■ Work instruction
Each entry needs to be repeated exactly, with nothing added or removed.

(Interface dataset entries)
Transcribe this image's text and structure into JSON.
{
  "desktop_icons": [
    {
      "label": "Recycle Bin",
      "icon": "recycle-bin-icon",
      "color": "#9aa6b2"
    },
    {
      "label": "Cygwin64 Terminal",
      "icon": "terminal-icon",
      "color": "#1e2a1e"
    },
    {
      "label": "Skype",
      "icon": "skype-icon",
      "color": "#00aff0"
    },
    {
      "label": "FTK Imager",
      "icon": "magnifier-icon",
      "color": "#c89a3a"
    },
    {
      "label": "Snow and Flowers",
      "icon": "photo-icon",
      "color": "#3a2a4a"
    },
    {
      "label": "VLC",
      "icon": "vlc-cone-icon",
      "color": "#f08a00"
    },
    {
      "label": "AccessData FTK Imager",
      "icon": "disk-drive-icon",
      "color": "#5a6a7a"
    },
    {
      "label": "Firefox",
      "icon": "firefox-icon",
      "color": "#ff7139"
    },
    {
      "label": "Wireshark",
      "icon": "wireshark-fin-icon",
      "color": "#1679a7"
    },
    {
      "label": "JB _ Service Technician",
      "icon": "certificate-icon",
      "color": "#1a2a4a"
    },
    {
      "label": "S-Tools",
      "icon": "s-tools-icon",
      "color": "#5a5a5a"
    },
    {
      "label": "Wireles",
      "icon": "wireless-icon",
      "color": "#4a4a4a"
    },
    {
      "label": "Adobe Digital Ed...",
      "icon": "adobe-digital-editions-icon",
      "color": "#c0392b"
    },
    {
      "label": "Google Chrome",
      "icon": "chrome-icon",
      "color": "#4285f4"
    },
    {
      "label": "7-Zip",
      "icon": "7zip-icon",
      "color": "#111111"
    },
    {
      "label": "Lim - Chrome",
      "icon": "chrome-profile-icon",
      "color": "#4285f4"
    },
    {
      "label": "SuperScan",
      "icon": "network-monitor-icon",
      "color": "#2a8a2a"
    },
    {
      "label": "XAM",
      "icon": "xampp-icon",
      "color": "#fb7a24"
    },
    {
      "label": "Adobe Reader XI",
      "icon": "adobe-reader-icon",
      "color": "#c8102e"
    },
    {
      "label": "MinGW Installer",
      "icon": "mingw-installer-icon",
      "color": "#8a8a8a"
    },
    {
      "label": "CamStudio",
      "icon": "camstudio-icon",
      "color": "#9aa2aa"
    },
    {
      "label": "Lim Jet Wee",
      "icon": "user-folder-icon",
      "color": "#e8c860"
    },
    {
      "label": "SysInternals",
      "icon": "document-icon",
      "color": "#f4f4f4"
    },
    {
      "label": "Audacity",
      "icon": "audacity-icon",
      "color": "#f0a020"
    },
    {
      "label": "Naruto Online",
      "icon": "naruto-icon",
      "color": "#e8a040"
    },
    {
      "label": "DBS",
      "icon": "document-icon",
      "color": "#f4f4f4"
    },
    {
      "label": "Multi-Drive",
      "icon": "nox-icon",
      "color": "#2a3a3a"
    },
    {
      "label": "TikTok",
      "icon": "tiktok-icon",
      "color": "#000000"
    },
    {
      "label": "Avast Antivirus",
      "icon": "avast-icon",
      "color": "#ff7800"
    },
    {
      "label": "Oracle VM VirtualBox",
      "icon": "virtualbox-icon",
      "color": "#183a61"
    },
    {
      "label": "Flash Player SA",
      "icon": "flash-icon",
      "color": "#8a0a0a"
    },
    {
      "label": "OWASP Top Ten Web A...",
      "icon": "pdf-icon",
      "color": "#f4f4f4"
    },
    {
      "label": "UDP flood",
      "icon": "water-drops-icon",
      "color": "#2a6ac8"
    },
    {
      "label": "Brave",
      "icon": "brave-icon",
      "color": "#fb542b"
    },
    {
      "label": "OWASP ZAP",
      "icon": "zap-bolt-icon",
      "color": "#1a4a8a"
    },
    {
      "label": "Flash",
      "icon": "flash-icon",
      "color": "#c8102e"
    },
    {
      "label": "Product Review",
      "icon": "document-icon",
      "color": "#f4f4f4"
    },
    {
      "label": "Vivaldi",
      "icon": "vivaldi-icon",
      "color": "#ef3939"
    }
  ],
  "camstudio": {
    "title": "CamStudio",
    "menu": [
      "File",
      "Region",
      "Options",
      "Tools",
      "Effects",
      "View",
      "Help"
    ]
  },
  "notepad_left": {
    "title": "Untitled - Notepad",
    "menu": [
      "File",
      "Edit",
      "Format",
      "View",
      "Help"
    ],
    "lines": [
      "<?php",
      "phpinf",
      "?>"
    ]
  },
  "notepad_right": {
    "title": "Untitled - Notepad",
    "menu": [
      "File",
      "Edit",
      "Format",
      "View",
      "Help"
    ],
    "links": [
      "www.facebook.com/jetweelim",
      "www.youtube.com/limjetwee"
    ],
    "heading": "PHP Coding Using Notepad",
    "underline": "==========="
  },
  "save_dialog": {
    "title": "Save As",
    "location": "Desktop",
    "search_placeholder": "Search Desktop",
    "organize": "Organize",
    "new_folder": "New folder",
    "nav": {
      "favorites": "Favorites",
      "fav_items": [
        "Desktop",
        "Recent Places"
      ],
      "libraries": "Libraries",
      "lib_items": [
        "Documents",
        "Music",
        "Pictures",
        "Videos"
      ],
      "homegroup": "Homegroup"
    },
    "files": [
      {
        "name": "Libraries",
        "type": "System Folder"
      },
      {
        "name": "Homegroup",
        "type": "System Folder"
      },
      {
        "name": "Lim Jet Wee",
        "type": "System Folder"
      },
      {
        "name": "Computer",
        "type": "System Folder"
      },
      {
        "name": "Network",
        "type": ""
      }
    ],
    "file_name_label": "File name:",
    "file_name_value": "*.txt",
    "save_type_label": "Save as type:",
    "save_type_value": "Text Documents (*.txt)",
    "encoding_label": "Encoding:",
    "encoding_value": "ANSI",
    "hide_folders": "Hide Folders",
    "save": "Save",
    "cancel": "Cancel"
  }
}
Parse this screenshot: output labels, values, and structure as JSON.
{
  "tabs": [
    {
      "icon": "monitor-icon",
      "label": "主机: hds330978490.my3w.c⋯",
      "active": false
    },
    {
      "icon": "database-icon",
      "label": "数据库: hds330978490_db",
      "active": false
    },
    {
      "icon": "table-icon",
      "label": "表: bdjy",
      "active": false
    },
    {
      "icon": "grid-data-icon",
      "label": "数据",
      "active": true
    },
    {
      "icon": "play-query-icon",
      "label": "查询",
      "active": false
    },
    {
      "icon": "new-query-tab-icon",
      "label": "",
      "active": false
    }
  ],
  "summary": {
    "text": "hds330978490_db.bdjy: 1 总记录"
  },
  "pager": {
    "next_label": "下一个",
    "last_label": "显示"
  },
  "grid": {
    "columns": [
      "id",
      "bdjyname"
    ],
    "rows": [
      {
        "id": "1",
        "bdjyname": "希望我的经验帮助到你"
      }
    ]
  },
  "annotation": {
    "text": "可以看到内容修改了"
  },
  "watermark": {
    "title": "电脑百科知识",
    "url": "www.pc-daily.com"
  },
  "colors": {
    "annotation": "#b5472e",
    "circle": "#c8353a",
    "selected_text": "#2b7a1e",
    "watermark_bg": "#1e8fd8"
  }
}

■ Output below
Transcribe this image's text and structure into JSON.
{
  "desktop_icons": [
    {
      "label": "Recycle Bin",
      "icon": "recycle-bin-icon",
      "color": "#9aa6b2"
    },
    {
      "label": "Cygwin64 Terminal",
      "icon": "terminal-icon",
      "color": "#1e2a1e"
    },
    {
      "label": "Skype",
      "icon": "skype-icon",
      "color": "#00aff0"
    },
    {
      "label": "FTK Imager",
      "icon": "magnifier-icon",
      "color": "#c89a3a"
    },
    {
      "label": "Snow and Flowers",
      "icon": "photo-icon",
      "color": "#3a2a4a"
    },
    {
      "label": "VLC",
      "icon": "vlc-cone-icon",
      "color": "#f08a00"
    },
    {
      "label": "AccessData FTK Imager",
      "icon": "disk-drive-icon",
      "color": "#5a6a7a"
    },
    {
      "label": "Firefox",
      "icon": "firefox-icon",
      "color": "#ff7139"
    },
    {
      "label": "Wireshark",
      "icon": "wireshark-fin-icon",
      "color": "#1679a7"
    },
    {
      "label": "JB _ Service Technician",
      "icon": "certificate-icon",
      "color": "#1a2a4a"
    },
    {
      "label": "S-Tools",
      "icon": "s-tools-icon",
      "color": "#5a5a5a"
    },
    {
      "label": "Wireles",
      "icon": "wireless-icon",
      "color": "#4a4a4a"
    },
    {
      "label": "Adobe Digital Ed...",
      "icon": "adobe-digital-editions-icon",
      "color": "#c0392b"
    },
    {
      "label": "Google Chrome",
      "icon": "chrome-icon",
      "color": "#4285f4"
    },
    {
      "label": "7-Zip",
      "icon": "7zip-icon",
      "color": "#111111"
    },
    {
      "label": "Lim - Chrome",
      "icon": "chrome-profile-icon",
      "color": "#4285f4"
    },
    {
      "label": "SuperScan",
      "icon": "network-monitor-icon",
      "color": "#2a8a2a"
    },
    {
      "label": "XAM",
      "icon": "xampp-icon",
      "color": "#fb7a24"
    },
    {
      "label": "Adobe Reader XI",
      "icon": "adobe-reader-icon",
      "color": "#c8102e"
    },
    {
      "label": "MinGW Installer",
      "icon": "mingw-installer-icon",
      "color": "#8a8a8a"
    },
    {
      "label": "CamStudio",
      "icon": "camstudio-icon",
      "color": "#9aa2aa"
    },
    {
      "label": "Lim Jet Wee",
      "icon": "user-folder-icon",
      "color": "#e8c860"
    },
    {
      "label": "SysInternals",
      "icon": "document-icon",
      "color": "#f4f4f4"
    },
    {
      "label": "Audacity",
      "icon": "audacity-icon",
      "color": "#f0a020"
    },
    {
      "label": "Naruto Online",
      "icon": "naruto-icon",
      "color": "#e8a040"
    },
    {
      "label": "DBS",
      "icon": "document-icon",
      "color": "#f4f4f4"
    },
    {
      "label": "Multi-Drive",
      "icon": "nox-icon",
      "color": "#2a3a3a"
    },
    {
      "label": "TikTok",
      "icon": "tiktok-icon",
      "color": "#000000"
    },
    {
      "label": "Avast Antivirus",
      "icon": "avast-icon",
      "color": "#ff7800"
    },
    {
      "label": "Oracle VM VirtualBox",
      "icon": "virtualbox-icon",
      "color": "#183a61"
    },
    {
      "label": "Flash Player SA",
      "icon": "flash-icon",
      "color": "#8a0a0a"
    },
    {
      "label": "OWASP Top Ten Web A...",
      "icon": "pdf-icon",
      "color": "#f4f4f4"
    },
    {
      "label": "UDP flood",
      "icon": "water-drops-icon",
      "color": "#2a6ac8"
    },
    {
      "label": "Brave",
      "icon": "brave-icon",
      "color": "#fb542b"
    },
    {
      "label": "OWASP ZAP",
      "icon": "zap-bolt-icon",
      "color": "#1a4a8a"
    },
    {
      "label": "Flash",
      "icon": "flash-icon",
      "color": "#c8102e"
    },
    {
      "label": "Product Review",
      "icon": "document-icon",
      "color": "#f4f4f4"
    },
    {
      "label": "Vivaldi",
      "icon": "vivaldi-icon",
      "color": "#ef3939"
    }
  ],
  "camstudio": {
    "title": "CamStudio",
    "menu": [
      "File",
      "Region",
      "Options",
      "Tools",
      "Effects",
      "View",
      "Help"
    ]
  },
  "notepad_left": {
    "title": "Untitled - Notepad",
    "menu": [
      "File",
      "Edit",
      "Format",
      "View",
      "Help"
    ],
    "lines": [
      "<?php",
      "phpinf",
      "?>"
    ]
  },
  "notepad_right": {
    "title": "Untitled - Notepad",
    "menu": [
      "File",
      "Edit",
      "Format",
      "View",
      "Help"
    ],
    "links": [
      "www.facebook.com/jetweelim",
      "www.youtube.com/limjetwee"
    ],
    "heading": "PHP Coding Using Notepad",
    "underline": "==========="
  },
  "save_dialog": {
    "title": "Save As",
    "location": "Desktop",
    "search_placeholder": "Search Desktop",
    "organize": "Organize",
    "new_folder": "New folder",
    "nav": {
      "favorites": "Favorites",
      "fav_items": [
        "Desktop",
        "Recent Places"
      ],
      "libraries": "Libraries",
      "lib_items": [
        "Documents",
        "Music",
        "Pictures",
        "Videos"
      ],
      "homegroup": "Homegroup"
    },
    "files": [
      {
        "name": "Libraries",
        "type": "System Folder"
      },
      {
        "name": "Homegroup",
        "type": "System Folder"
      },
      {
        "name": "Lim Jet Wee",
        "type": "System Folder"
      },
      {
        "name": "Computer",
        "type": "System Folder"
      },
      {
        "name": "Network",
        "type": ""
      }
    ],
    "file_name_label": "File name:",
    "file_name_value": "*.txt",
    "save_type_label": "Save as type:",
    "save_type_value": "Text Documents (*.txt)",
    "encoding_label": "Encoding:",
    "encoding_value": "ANSI",
    "hide_folders": "Hide Folders",
    "save": "Save",
    "cancel": "Cancel"
  }
}
Parse this screenshot: output labels, values, and structure as JSON.
{
  "tabs": [
    {
      "icon": "monitor-icon",
      "label": "主机: hds330978490.my3w.c⋯",
      "active": false
    },
    {
      "icon": "database-icon",
      "label": "数据库: hds330978490_db",
      "active": false
    },
    {
      "icon": "table-icon",
      "label": "表: bdjy",
      "active": false
    },
    {
      "icon": "grid-data-icon",
      "label": "数据",
      "active": true
    },
    {
      "icon": "play-query-icon",
      "label": "查询",
      "active": false
    },
    {
      "icon": "new-query-tab-icon",
      "label": "",
      "active": false
    }
  ],
  "summary": {
    "text": "hds330978490_db.bdjy: 1 总记录"
  },
  "pager": {
    "next_label": "下一个",
    "last_label": "显示"
  },
  "grid": {
    "columns": [
      "id",
      "bdjyname"
    ],
    "rows": [
      {
        "id": "1",
        "bdjyname": "希望我的经验帮助到你"
      }
    ]
  },
  "annotation": {
    "text": "可以看到内容修改了"
  },
  "watermark": {
    "title": "电脑百科知识",
    "url": "www.pc-daily.com"
  },
  "colors": {
    "annotation": "#b5472e",
    "circle": "#c8353a",
    "selected_text": "#2b7a1e",
    "watermark_bg": "#1e8fd8"
  }
}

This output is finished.